Twenty-three routes were cancelled Monday due to a driver shortage.
"There were a few drivers who just decided overnight not to go back," said Sudbury Student Services Consortium's executive director Renee Boucher. "Unfortunately, there were a lot of social media discussions yesterday and some drivers were receiving calls from parents that they had transported in the past and those parents were saying, 'How can you drive a bus?' 'It's going to be awful and dangerous,' and so some of these drivers were peer-pressured into quitting."
Boucher said it's unfortunate, given most of her drivers told her after their runs were done on Tuesday that it wasn't that bad.

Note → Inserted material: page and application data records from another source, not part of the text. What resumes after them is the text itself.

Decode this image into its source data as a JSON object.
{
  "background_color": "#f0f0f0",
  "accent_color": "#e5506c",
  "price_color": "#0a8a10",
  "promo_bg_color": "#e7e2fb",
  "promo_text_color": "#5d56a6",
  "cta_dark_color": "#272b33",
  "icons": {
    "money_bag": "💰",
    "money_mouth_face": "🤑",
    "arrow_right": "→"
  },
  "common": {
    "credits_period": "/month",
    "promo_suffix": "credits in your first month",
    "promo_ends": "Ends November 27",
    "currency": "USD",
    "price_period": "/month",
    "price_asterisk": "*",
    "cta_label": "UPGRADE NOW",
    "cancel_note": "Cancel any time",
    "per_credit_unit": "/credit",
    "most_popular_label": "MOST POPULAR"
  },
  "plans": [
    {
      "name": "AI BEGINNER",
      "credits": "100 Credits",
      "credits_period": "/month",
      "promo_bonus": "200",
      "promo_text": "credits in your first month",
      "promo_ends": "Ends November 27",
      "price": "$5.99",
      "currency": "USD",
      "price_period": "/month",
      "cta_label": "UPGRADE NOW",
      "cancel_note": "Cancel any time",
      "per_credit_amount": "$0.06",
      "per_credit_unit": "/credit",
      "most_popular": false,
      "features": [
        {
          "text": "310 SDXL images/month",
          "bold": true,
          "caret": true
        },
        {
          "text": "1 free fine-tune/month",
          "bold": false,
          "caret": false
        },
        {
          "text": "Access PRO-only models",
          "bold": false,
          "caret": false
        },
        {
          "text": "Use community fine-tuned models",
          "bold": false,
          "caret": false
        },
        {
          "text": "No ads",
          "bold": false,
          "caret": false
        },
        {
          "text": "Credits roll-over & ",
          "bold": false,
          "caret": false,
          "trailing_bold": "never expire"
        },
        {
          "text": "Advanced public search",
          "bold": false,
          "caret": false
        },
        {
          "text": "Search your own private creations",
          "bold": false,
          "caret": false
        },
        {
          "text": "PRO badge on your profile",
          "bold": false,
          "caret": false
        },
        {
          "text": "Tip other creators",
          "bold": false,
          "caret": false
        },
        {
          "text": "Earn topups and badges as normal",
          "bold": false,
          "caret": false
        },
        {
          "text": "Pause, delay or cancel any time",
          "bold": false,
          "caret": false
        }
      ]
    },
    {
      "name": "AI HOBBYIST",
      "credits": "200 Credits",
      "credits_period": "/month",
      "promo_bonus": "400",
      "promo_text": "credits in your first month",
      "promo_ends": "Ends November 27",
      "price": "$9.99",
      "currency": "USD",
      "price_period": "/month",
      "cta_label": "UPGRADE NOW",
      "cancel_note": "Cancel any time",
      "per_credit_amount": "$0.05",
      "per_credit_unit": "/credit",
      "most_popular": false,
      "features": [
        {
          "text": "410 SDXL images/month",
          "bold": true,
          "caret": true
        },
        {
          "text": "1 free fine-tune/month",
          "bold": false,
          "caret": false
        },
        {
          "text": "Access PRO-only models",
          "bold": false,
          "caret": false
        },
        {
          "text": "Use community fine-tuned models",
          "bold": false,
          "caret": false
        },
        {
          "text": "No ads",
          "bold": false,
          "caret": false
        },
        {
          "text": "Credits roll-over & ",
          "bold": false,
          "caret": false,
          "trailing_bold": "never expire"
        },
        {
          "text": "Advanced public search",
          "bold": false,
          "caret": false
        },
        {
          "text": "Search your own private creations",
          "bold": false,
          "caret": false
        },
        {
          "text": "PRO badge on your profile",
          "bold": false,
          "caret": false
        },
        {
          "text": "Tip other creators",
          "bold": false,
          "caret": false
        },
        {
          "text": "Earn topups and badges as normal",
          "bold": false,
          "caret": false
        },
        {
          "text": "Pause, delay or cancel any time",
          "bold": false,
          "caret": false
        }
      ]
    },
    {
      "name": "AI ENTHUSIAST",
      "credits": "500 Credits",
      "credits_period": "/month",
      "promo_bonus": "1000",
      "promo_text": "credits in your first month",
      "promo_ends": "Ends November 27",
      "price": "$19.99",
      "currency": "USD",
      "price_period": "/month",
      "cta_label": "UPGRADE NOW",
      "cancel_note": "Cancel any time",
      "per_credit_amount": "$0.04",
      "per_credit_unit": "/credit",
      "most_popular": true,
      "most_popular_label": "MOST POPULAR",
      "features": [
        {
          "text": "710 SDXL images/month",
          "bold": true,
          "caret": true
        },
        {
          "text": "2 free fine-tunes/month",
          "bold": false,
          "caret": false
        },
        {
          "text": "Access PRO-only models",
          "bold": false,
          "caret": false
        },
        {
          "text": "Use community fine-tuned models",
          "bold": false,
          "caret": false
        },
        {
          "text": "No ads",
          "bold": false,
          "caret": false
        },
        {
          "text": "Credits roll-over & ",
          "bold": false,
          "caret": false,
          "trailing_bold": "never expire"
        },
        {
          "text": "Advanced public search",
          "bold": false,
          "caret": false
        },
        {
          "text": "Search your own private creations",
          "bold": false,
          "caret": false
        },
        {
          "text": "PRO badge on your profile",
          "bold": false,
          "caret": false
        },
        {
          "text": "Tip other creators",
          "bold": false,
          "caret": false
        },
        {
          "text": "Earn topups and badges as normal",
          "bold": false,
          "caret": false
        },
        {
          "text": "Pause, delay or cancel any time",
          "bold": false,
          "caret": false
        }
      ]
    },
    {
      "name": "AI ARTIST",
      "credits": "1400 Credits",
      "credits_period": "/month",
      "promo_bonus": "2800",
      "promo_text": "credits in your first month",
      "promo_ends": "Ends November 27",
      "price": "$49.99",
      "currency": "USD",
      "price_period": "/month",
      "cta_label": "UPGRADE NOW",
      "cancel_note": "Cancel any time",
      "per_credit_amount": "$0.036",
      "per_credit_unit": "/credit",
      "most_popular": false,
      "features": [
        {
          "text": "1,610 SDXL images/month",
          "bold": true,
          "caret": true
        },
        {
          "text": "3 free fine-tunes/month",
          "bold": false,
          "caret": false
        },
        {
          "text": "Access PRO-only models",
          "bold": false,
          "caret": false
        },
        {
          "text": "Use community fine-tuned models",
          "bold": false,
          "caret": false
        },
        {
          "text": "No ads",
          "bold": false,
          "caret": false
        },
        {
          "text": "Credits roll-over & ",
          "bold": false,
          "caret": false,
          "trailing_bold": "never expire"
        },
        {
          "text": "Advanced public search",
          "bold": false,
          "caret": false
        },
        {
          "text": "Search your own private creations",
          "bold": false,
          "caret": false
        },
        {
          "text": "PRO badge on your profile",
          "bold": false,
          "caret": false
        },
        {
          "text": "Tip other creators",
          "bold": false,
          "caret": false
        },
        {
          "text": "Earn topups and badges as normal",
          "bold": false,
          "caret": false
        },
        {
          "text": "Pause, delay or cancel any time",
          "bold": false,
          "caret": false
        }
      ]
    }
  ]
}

She said many misconceptions have been circulating over the buses running at capacity. Boucher said most are running at under capacity and most children are not sitting three to a seat, as some have suggested.
"Nothing changes. We didn't sit three to a seat last year and we're definitely not going to do it this year," said Boucher. "What we're seeing is a reduction of children on our buses, so where possible, we distance the children on buses and parents don't need to worry about overloaded to capacity. Most runs are not."
Short of those few challenges, most drivers are telling her the first day of school was a big success. She said it's important to note they'll still be tweaking some of the problems they've found in the coming days.
"I've spoken to operators who said it went well, even with the masks and the shields, you know everyone sanitizing hands while they're on buses. They said it was better than what they had expected," said Boucher.
One of the issues was a new application they just started using five days ago that allows parents to see the assigned seats. Boucher said there was some confusion because it looked like buses were fuller than they actually were. In some cases, buses serve more than one school and the app wasn't making that very clear.
The app also sat children by bus stop location and sometimes by grade, which would break up some siblings, so they're currently working to address the issue.
She said thousands of requests came in after the deadline and they're now in the process of trying to log each individual one and make sure all concerns are addressed.
There has also been some confusion with parents both opting in for school transportation and virtual learning, which has slowed the process down.
United Food and Commercial Workers Local 175 and 633 don't represent school bus drivers in Greater Sudbury, but recently raised concerns of the drivers they represent in both Sault Ste. Marie and Timmins.
Spokesperson Tim Deelstra said the Ford government's framework doesn't provide for safety and he has concerns for both their members and the children.
"It's not a surprise to hear there are shortages," said Deelstra. "We knew this was coming and the government could have done a better job. It doesn't jive with the best advice we're getting right now from public health."
In the meantime, with 25 school buses now parked, Boucher and the consortium are now working to get those drivers they have in training certified and out on routes.